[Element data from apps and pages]

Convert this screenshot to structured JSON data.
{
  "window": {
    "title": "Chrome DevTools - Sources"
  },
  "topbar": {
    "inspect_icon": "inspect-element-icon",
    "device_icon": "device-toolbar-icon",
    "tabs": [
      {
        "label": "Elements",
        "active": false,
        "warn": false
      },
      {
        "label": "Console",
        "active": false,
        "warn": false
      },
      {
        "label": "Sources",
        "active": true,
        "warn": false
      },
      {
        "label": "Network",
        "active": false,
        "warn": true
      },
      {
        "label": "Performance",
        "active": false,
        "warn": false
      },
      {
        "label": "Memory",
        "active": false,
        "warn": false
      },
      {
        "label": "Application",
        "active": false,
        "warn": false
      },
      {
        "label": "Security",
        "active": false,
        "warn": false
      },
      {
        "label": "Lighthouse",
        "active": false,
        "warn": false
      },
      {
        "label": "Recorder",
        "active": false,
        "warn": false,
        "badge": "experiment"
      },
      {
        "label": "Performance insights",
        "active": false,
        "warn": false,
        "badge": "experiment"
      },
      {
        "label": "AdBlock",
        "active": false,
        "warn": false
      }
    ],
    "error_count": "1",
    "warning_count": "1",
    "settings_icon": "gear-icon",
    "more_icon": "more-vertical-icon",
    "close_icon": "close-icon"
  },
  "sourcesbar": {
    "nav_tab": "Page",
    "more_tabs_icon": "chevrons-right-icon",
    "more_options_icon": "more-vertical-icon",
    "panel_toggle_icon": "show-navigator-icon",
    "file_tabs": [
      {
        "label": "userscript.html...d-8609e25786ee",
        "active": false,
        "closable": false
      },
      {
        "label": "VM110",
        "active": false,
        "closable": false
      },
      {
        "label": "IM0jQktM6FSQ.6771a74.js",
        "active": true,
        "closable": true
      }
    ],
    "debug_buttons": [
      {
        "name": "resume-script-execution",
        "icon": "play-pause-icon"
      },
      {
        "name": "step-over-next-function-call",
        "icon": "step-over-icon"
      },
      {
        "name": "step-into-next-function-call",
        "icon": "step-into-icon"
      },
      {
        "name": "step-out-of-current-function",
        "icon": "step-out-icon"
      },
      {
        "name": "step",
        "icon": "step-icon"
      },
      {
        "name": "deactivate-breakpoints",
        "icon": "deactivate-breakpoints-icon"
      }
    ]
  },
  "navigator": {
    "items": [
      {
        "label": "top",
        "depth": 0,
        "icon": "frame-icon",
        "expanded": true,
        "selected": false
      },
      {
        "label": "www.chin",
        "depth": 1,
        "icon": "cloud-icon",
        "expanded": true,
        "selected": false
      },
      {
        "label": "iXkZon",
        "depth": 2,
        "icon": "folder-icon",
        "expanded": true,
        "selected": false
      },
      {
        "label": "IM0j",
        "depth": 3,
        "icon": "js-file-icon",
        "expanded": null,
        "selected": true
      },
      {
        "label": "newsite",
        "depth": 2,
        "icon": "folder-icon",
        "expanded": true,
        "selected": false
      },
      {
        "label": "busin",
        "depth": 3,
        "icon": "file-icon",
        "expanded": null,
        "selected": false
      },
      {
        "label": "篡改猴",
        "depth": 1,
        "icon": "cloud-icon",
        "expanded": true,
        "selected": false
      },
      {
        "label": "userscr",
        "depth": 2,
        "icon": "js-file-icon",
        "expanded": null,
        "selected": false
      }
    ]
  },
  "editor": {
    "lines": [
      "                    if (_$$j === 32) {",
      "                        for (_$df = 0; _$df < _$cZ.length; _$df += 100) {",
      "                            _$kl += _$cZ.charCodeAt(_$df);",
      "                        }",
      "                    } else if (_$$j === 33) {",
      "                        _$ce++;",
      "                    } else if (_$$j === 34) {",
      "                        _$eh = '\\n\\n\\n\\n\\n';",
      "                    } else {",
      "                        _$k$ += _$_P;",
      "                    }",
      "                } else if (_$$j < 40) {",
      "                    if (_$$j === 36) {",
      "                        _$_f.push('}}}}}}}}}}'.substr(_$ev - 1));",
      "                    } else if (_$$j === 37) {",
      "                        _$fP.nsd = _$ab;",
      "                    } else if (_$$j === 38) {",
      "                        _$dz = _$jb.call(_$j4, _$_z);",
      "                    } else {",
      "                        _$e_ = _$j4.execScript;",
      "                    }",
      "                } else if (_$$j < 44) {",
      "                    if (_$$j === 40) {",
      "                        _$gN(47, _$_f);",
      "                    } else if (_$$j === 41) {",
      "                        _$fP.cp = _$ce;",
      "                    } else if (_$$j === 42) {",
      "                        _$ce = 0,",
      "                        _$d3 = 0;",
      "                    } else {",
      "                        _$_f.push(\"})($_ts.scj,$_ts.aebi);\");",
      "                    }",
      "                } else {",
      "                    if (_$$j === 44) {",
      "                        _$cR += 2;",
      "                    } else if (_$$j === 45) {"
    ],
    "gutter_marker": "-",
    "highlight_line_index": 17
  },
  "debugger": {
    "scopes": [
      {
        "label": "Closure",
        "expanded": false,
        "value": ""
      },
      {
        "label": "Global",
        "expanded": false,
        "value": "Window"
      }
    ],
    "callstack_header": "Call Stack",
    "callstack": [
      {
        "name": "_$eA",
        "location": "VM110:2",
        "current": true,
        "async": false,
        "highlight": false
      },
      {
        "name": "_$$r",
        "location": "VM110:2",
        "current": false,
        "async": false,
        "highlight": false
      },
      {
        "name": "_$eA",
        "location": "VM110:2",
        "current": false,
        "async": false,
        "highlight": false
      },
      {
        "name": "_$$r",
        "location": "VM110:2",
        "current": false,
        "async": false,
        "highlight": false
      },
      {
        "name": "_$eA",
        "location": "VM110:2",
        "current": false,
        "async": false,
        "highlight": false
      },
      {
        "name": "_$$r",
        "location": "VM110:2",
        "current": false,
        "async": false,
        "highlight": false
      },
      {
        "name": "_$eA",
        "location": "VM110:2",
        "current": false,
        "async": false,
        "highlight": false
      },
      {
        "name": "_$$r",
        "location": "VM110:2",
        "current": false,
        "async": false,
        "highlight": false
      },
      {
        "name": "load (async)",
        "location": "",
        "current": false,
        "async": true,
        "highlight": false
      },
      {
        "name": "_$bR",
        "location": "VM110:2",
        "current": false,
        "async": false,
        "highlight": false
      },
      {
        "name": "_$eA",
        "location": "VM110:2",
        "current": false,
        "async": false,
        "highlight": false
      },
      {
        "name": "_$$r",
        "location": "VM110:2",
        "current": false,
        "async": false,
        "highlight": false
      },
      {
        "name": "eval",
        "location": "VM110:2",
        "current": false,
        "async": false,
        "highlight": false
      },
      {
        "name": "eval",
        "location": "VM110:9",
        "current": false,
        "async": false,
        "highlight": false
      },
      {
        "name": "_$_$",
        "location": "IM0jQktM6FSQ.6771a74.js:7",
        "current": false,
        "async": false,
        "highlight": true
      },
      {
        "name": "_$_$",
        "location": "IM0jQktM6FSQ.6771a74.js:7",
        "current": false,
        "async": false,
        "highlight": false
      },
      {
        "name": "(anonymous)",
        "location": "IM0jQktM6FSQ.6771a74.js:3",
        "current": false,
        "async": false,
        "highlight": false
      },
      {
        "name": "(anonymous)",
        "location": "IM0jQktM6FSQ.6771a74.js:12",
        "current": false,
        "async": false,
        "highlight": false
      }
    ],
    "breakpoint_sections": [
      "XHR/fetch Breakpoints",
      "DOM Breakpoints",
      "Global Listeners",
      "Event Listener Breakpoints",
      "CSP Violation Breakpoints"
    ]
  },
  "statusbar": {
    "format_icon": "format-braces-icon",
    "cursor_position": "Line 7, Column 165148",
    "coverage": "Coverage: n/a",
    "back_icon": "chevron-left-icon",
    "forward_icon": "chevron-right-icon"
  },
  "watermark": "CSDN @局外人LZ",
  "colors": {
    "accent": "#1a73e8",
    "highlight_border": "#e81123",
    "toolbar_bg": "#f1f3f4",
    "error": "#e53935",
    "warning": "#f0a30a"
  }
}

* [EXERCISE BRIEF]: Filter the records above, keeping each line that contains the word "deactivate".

* [OUTPUT OF THE TASK]:
        "name": "deactivate-breakpoints",
        "icon": "deactivate-breakpoints-icon"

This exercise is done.